* [Exercise objective] Find and copy each line in the material below where the string "content" occurs.

* [Source material]
-------

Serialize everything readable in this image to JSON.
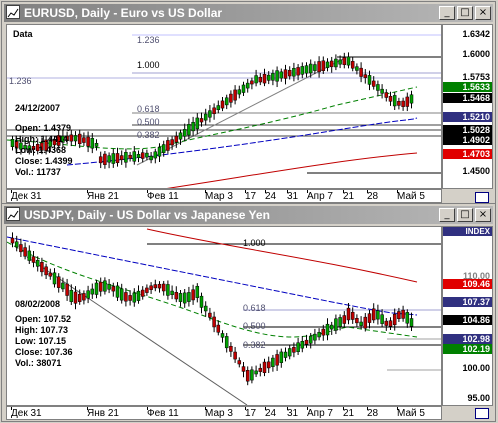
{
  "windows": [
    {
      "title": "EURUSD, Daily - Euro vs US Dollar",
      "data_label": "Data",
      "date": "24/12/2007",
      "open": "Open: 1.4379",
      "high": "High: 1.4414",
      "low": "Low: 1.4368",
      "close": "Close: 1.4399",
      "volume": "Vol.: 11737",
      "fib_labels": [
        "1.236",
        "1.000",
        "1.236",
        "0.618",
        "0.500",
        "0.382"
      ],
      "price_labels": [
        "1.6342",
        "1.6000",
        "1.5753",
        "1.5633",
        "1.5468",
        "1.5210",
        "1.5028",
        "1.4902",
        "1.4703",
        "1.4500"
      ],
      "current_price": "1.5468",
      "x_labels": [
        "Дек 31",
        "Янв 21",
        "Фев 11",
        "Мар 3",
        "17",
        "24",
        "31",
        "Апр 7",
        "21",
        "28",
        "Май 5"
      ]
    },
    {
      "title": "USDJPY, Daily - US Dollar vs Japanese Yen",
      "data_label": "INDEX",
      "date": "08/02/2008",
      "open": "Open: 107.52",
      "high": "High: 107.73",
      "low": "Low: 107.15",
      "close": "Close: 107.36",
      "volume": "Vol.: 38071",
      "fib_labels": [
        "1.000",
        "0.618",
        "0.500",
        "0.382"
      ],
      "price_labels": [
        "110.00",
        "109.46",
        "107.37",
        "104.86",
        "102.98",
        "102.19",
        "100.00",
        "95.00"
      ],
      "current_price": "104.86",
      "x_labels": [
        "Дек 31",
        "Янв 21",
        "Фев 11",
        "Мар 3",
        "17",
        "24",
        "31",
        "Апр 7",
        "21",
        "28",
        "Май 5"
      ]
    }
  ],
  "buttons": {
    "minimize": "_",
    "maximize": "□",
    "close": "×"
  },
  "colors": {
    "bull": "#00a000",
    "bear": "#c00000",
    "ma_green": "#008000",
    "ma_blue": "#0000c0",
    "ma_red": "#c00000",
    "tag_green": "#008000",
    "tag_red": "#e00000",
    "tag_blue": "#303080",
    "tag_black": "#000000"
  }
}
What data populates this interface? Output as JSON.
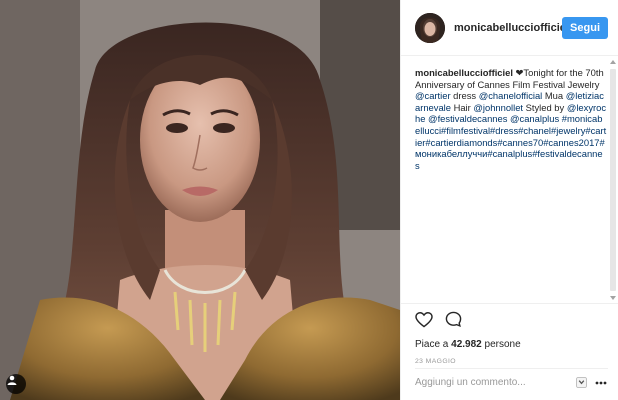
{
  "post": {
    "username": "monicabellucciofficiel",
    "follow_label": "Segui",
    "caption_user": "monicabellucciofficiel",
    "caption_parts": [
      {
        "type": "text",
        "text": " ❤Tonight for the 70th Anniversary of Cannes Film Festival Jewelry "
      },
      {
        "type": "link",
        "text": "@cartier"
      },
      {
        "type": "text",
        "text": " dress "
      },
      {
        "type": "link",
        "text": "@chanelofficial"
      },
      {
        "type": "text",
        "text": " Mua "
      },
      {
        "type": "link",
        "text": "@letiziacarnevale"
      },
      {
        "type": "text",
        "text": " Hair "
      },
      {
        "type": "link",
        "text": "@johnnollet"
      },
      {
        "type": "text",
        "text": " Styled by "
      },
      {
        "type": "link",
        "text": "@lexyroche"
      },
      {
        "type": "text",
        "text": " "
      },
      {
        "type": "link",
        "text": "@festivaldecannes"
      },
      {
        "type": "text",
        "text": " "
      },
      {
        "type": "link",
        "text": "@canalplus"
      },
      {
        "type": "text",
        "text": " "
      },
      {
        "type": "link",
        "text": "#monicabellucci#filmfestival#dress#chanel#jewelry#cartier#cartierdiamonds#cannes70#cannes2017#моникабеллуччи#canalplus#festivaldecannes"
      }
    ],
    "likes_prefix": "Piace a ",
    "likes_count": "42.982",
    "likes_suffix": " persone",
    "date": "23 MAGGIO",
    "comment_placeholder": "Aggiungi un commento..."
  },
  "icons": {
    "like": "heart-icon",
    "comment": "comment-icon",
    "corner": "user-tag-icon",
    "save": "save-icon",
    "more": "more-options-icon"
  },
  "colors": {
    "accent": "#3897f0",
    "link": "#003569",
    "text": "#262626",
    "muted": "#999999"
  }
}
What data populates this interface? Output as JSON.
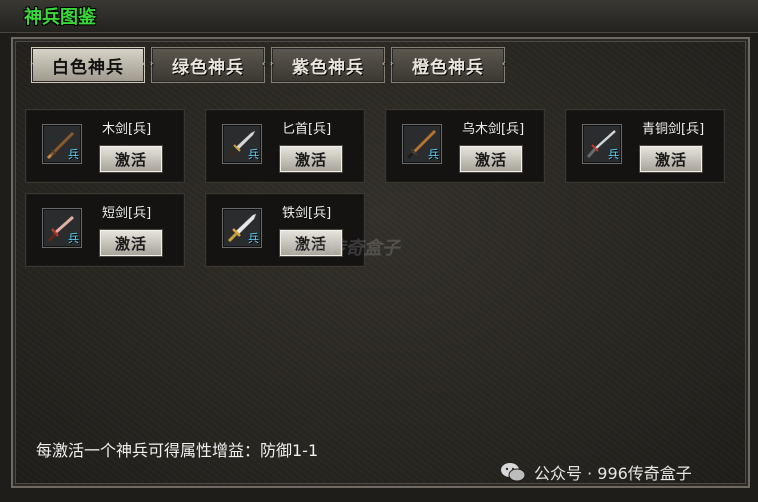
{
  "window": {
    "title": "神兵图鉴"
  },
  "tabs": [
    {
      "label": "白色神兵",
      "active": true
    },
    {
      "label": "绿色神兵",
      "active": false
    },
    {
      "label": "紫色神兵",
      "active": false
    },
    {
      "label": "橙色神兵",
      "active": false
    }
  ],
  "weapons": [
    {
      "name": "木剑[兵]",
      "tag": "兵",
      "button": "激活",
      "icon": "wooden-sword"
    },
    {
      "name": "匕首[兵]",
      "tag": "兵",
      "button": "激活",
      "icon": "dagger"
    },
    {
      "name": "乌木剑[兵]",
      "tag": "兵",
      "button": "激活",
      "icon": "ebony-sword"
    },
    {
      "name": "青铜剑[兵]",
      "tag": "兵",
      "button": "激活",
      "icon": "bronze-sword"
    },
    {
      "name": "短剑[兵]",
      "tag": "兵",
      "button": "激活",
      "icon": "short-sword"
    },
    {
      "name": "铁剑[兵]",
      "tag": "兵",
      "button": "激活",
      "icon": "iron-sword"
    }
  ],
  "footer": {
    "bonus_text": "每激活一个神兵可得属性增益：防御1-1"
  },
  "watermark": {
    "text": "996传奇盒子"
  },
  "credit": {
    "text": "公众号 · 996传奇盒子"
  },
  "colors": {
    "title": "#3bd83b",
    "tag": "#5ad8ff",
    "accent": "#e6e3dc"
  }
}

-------

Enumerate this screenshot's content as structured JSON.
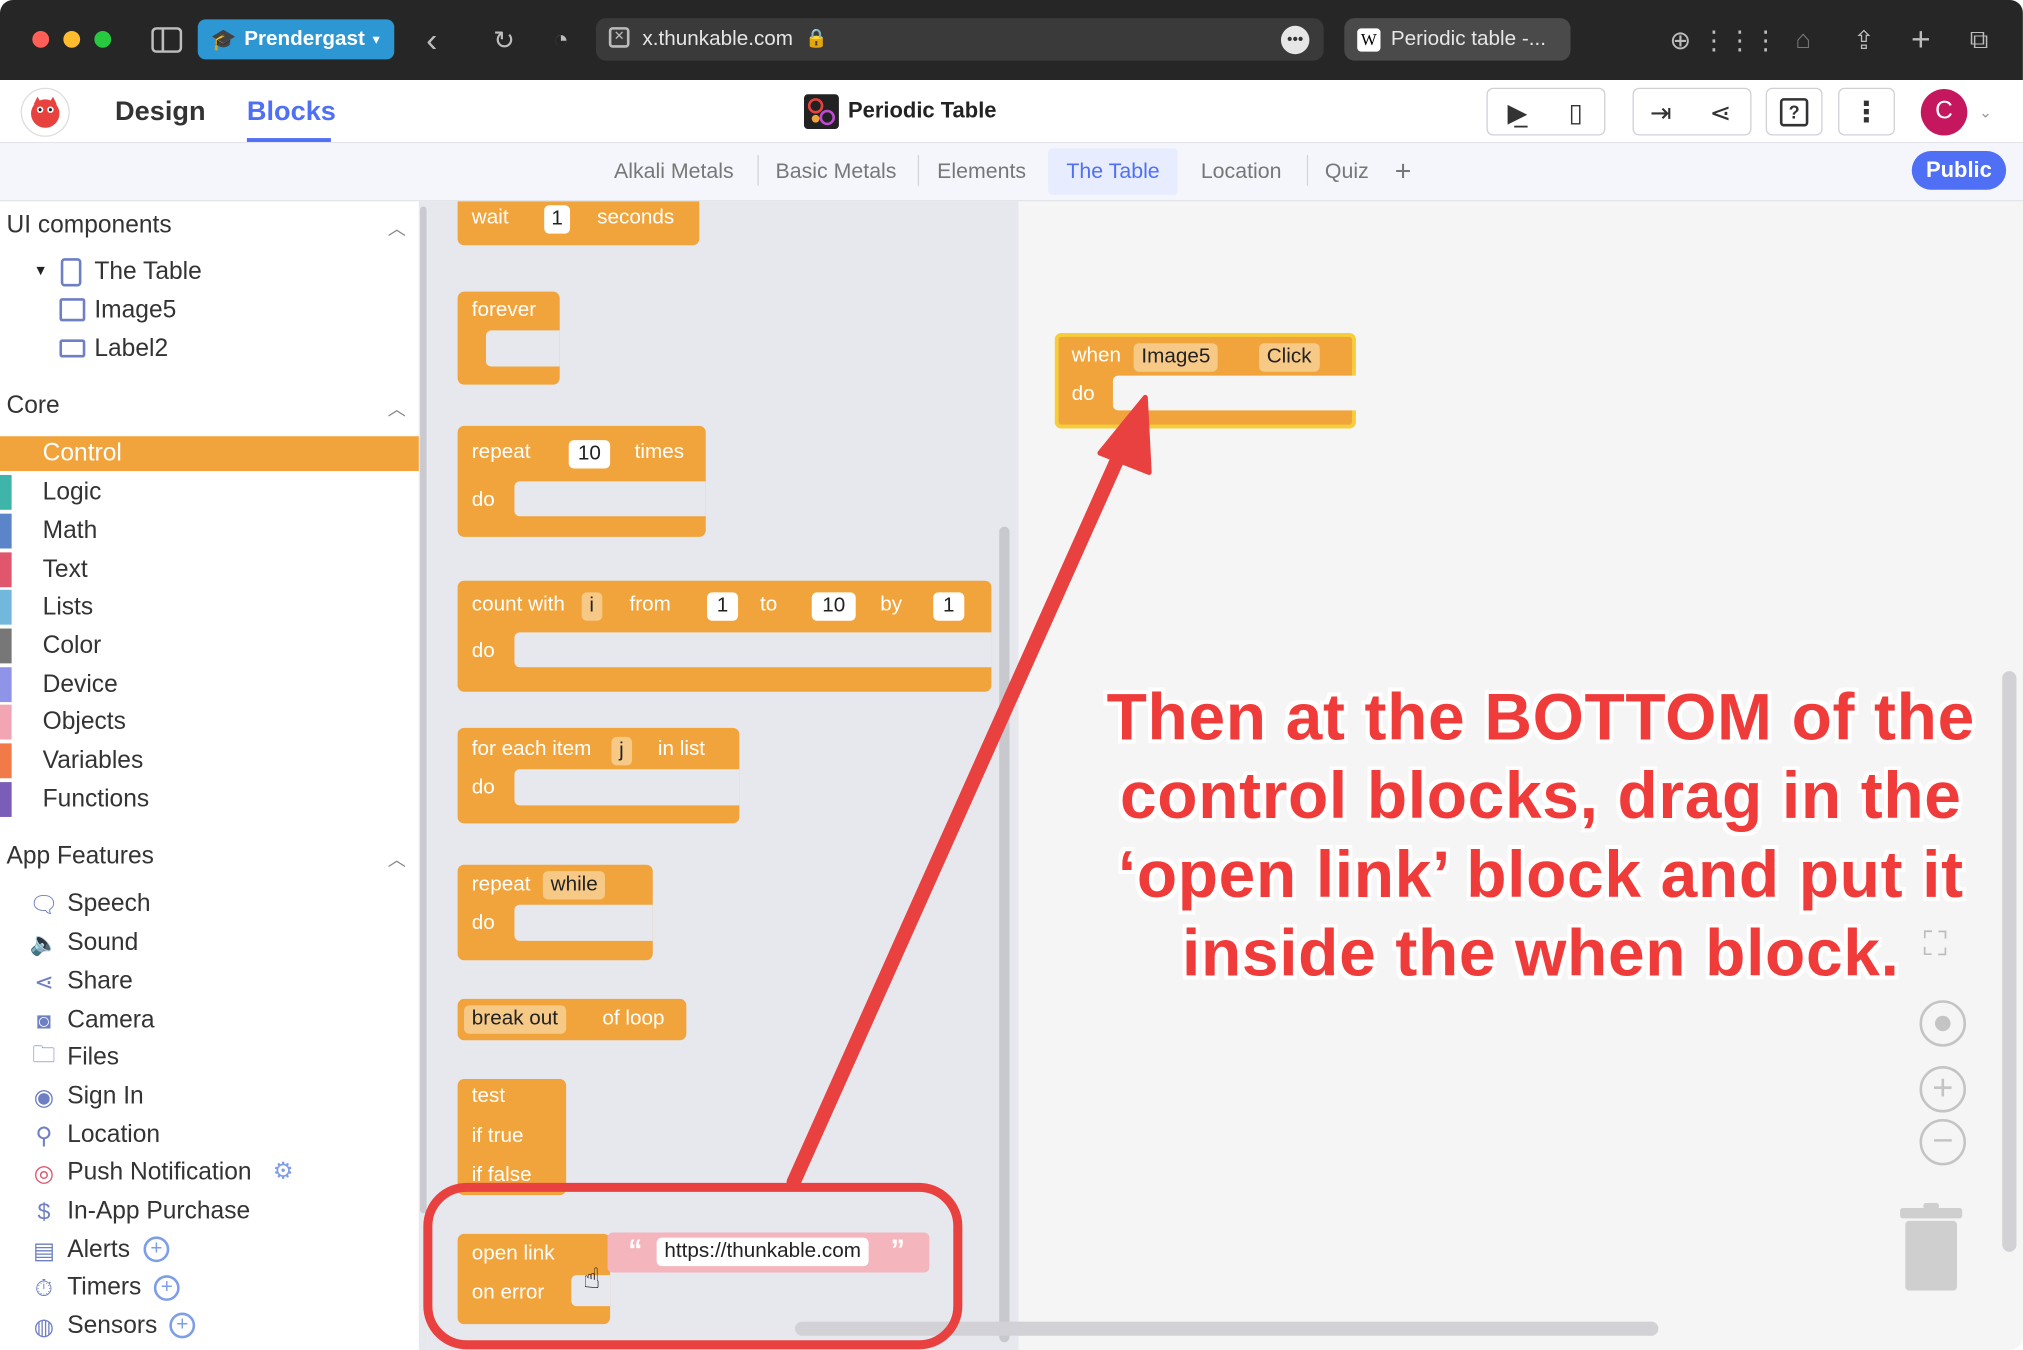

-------

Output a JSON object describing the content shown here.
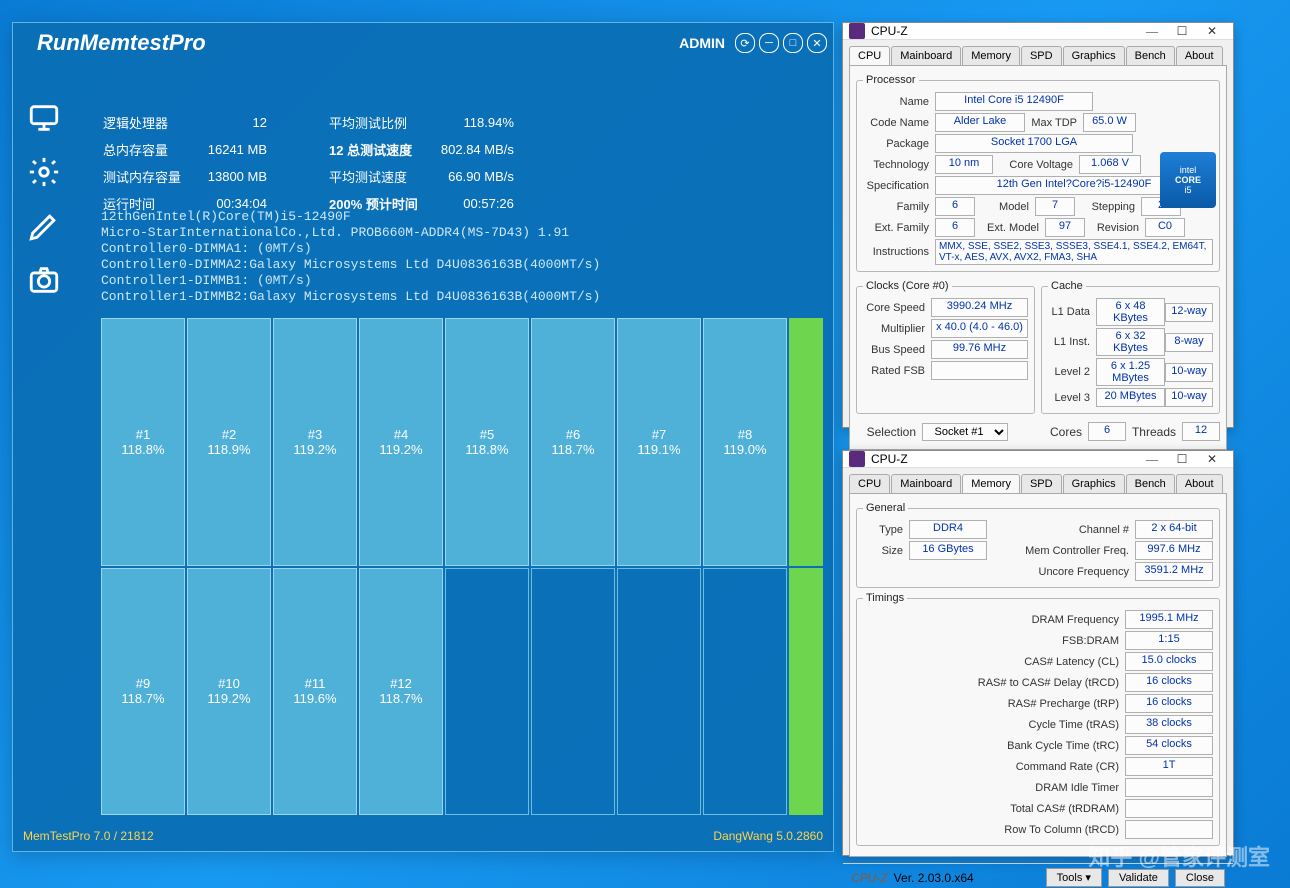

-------

* [Result]
Enumerate this screenshot's content as structured JSON.
Output a JSON object describing the content shown here.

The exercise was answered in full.